1.2.1. Although renewable facilities require upfront investments to build, they can then operate at very low cost (for most clean energy technologies, the “fuel” is free). As a result, renewable energy prices can be very stable over time. Moreover, the costs of renewable energy technologies have declined steadily, and are projected to drop even more. For example, the average price to install solar dropped more than 70 percent between 2010 and 2017

1.3. Investments

1.3.1. the GEF has invested more than US$1.1 billion in 249 stand-alone renewable energy projects, as well as US$277 million in 54 mixed projects with renewable energy components, in 160 developing and transition countries. These investments have attracted additional investment of $14 billion

1.4. improvements of local businesses

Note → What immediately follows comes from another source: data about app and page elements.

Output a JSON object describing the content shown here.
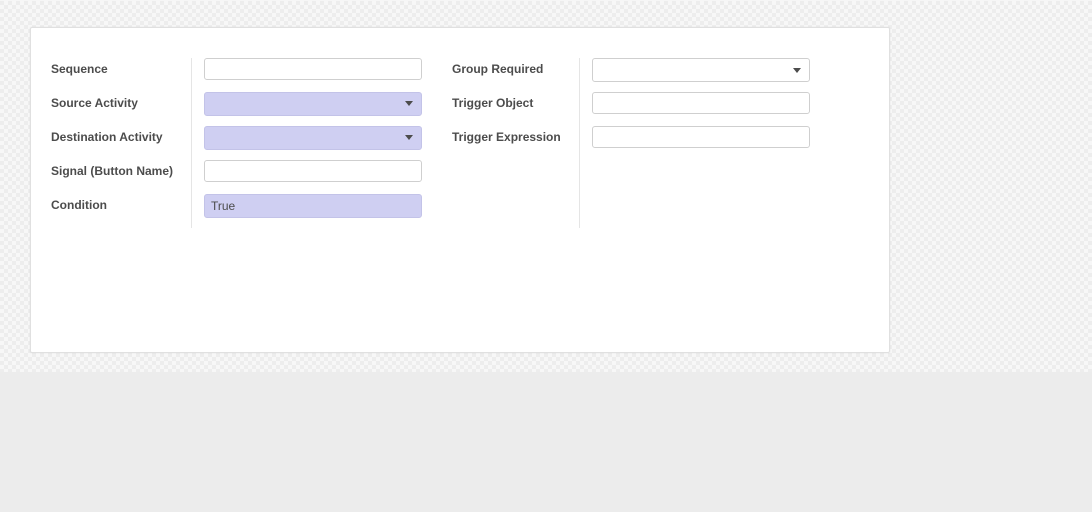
{
  "form": {
    "left": {
      "sequence": {
        "label": "Sequence",
        "value": ""
      },
      "source_activity": {
        "label": "Source Activity",
        "value": ""
      },
      "destination_activity": {
        "label": "Destination Activity",
        "value": ""
      },
      "signal": {
        "label": "Signal (Button Name)",
        "value": ""
      },
      "condition": {
        "label": "Condition",
        "value": "True"
      }
    },
    "right": {
      "group_required": {
        "label": "Group Required",
        "value": ""
      },
      "trigger_object": {
        "label": "Trigger Object",
        "value": ""
      },
      "trigger_expression": {
        "label": "Trigger Expression",
        "value": ""
      }
    }
  }
}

1.4.1. In India, where many people live in remote areas off the power grid, the GEF strengthened the capacity of the Indian Renewable Energy Development Agency (IREDA) to develop off-grid solar energy. Among the results: a five-fold income increase among farmers using photovoltaic (PV) pumps; a 50 percent increase in net income among some traders using solar instead of kerosene lighting; income increases of 15 to 30 percent in some rural households because of increased home industry output;

2. Environmental

2.1. Less Global Warming

2.1.1. urning natural gas for electricity releases between 0.6 and 2 pounds of carbon dioxide equivalent per kilowatt-hour (CO2E/kWh); coal emits between 1.4 and 3.6 pounds of CO2E/kWh. Wind, on the other hand, is responsible for only 0.02 to 0.04 pounds of CO2E/kWh on a life-cycle basis; solar 0.07 to 0.2; geothermal 0.1 to 0.2; and hydroelectric between 0.1 and 0.5.

3. Social

3.1. Improved Public Health

3.1.1. The air and water pollution emitted by coal and natural gas plants is linked with breathing problems, neurological damage, heart attacks, cancer, premature death, and a host of other serious problems.Most of these negative health impacts come from air and water pollution that clean energy technologies simply don’t produce. Wind, solar, and hydroelectric systems generate electricity with no associated air pollution emissions.Wind and solar energy require essentially no water to operate and thus do not pollute water resources or strain supplies by competing with agriculture, drinking water, or other important water needs.

3.2. Better Conditions

3.2.1. In India, where many people live in remote areas off the power grid, the GEF strengthened the capacity of the Indian Renewable Energy Development Agency (IREDA) to develop off-grid solar energy. Among the results: longer study hours, under better lighting conditions, for children.

4. Political

4.1. energy independence

4.1.1. By increasing the proportion of renewable sources in its energy mix for electricity consumption, China can mitigate geopolitical tensions by making the country less reliant on unstable regions for energy security. An energy market dependent on fossil fuels relies on securing oil and gas transportation routes to and from fossil fuel-rich countries, which in turn requires extended military protection. The protection of oil transit choke points was one of the reasons why China constructed its first overseas naval base in Djibouti last year.In contrast, the availability of resources such as wind and sunlight for renewable energy far outstrips that of fossil fuels and is much more evenly spread across different countries.

4.1.2. as renewable energy usage diffuses globally as an externality from China’s development of the sector, more countries will have the potential to become energy producers and hence be less dependent on unstable regions such as MENA and Russia for conventional fossil fuels.

5. Technological/Sceintific

5.1. New Techlogies

5.1.1. China has been narrowing the gap with western countries in developing key components of solar panels in recent years. Trina, a Chinese company and the largest solar panel manufacturer in the world, broke the world record on the efficiency of multicrystalline-silicon solar cells in 2014 and 2015. As China becomes one of the world’s foremost developers of renewable technology, the strategic benefits of investing in China and cooperating with the Chinese in research and development might outweigh the costs and risks of potential technology thefts.